- Input records
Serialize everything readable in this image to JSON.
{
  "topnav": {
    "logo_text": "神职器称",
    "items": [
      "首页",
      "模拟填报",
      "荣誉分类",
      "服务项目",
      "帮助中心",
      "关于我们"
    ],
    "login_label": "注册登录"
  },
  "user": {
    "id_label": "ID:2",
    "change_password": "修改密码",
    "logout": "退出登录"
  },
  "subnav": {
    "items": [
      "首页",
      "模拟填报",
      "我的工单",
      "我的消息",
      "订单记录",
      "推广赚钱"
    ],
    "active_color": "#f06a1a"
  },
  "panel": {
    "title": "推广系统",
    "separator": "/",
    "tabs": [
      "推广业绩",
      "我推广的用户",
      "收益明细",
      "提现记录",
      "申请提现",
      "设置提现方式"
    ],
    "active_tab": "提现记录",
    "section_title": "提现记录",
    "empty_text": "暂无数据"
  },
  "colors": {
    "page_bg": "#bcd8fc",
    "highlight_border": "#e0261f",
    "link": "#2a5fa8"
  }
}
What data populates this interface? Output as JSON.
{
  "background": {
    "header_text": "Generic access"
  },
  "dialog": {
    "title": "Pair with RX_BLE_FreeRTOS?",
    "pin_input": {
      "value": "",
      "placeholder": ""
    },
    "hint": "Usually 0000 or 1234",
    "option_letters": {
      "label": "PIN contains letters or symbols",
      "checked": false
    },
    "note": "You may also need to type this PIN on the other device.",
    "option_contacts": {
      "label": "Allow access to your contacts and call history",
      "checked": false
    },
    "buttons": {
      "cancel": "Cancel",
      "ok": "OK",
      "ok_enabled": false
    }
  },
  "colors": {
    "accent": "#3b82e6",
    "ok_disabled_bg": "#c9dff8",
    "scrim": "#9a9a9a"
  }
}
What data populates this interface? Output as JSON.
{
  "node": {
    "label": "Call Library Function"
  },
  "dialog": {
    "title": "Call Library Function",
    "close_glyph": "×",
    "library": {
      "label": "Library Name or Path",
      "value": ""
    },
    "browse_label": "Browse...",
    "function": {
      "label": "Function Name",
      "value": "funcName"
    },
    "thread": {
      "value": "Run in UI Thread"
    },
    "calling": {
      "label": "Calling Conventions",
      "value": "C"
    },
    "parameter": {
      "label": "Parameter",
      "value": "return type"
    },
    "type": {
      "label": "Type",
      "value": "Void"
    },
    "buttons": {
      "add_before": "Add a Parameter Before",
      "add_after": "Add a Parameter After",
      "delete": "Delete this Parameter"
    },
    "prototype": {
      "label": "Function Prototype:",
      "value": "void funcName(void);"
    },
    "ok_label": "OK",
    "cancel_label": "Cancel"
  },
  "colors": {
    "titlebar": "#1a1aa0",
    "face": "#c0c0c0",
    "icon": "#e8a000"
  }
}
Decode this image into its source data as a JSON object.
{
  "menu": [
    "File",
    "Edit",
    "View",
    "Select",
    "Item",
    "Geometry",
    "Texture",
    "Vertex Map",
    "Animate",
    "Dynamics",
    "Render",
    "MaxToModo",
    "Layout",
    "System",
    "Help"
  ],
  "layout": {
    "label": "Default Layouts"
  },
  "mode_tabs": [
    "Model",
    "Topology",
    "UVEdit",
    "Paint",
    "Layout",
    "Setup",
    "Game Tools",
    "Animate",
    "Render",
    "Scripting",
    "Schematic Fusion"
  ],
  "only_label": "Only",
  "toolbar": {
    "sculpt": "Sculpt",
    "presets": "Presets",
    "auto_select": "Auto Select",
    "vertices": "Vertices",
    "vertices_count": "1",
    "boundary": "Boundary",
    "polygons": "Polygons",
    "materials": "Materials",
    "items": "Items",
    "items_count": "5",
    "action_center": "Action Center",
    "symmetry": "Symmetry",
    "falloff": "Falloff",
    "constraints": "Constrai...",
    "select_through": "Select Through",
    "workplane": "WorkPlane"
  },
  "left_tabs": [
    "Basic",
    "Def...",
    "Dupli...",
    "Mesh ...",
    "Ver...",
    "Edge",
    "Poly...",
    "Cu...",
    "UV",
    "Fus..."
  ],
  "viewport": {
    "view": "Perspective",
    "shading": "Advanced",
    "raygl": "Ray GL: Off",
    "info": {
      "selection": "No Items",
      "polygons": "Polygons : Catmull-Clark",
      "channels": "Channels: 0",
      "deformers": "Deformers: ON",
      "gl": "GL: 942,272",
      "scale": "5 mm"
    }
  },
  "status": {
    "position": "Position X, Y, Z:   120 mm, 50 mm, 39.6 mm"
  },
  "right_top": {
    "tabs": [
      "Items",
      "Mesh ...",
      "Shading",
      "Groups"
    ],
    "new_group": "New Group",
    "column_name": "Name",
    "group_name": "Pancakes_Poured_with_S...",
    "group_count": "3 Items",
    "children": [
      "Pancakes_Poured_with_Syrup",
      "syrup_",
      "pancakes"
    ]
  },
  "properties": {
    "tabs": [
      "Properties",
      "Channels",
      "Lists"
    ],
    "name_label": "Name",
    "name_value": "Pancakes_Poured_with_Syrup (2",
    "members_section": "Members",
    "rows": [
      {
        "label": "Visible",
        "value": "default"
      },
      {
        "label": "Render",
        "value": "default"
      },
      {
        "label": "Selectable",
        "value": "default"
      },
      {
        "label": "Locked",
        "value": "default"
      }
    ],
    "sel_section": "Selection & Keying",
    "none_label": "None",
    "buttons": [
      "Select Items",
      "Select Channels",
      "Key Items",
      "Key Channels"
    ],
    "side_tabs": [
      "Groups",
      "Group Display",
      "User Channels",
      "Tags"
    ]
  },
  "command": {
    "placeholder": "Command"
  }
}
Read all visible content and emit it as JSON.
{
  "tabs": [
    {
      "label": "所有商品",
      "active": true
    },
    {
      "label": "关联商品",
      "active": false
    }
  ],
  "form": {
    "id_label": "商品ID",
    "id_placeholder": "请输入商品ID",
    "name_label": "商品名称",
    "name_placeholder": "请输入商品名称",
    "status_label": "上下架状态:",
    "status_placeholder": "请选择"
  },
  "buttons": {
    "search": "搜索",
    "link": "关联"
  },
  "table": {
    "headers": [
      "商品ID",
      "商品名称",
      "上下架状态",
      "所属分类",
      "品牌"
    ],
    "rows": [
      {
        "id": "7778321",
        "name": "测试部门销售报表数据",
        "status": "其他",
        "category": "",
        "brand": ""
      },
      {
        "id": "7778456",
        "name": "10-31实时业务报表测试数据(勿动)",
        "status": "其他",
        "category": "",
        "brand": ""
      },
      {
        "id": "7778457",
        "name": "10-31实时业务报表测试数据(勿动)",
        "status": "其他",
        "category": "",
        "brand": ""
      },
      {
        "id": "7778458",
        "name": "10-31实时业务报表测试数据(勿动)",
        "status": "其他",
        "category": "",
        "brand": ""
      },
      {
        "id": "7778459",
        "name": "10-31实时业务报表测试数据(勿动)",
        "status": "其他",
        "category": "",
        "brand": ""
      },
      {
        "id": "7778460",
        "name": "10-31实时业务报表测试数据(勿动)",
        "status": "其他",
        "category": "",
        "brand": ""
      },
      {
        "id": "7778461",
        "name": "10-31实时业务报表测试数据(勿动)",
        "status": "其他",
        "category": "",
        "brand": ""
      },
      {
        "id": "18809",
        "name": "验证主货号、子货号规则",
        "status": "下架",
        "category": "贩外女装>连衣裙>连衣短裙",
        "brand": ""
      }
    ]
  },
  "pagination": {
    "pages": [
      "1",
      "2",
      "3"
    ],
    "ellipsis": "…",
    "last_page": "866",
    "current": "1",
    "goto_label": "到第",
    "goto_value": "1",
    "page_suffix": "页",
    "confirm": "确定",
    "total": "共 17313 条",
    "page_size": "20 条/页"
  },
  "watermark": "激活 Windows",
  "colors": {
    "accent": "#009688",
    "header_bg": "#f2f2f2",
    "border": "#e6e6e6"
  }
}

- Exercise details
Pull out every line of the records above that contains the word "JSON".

- Output for this task
Serialize everything readable in this image to JSON.
What data populates this interface? Output as JSON.
What data populates this interface? Output as JSON.
Decode this image into its source data as a JSON object.
Read all visible content and emit it as JSON.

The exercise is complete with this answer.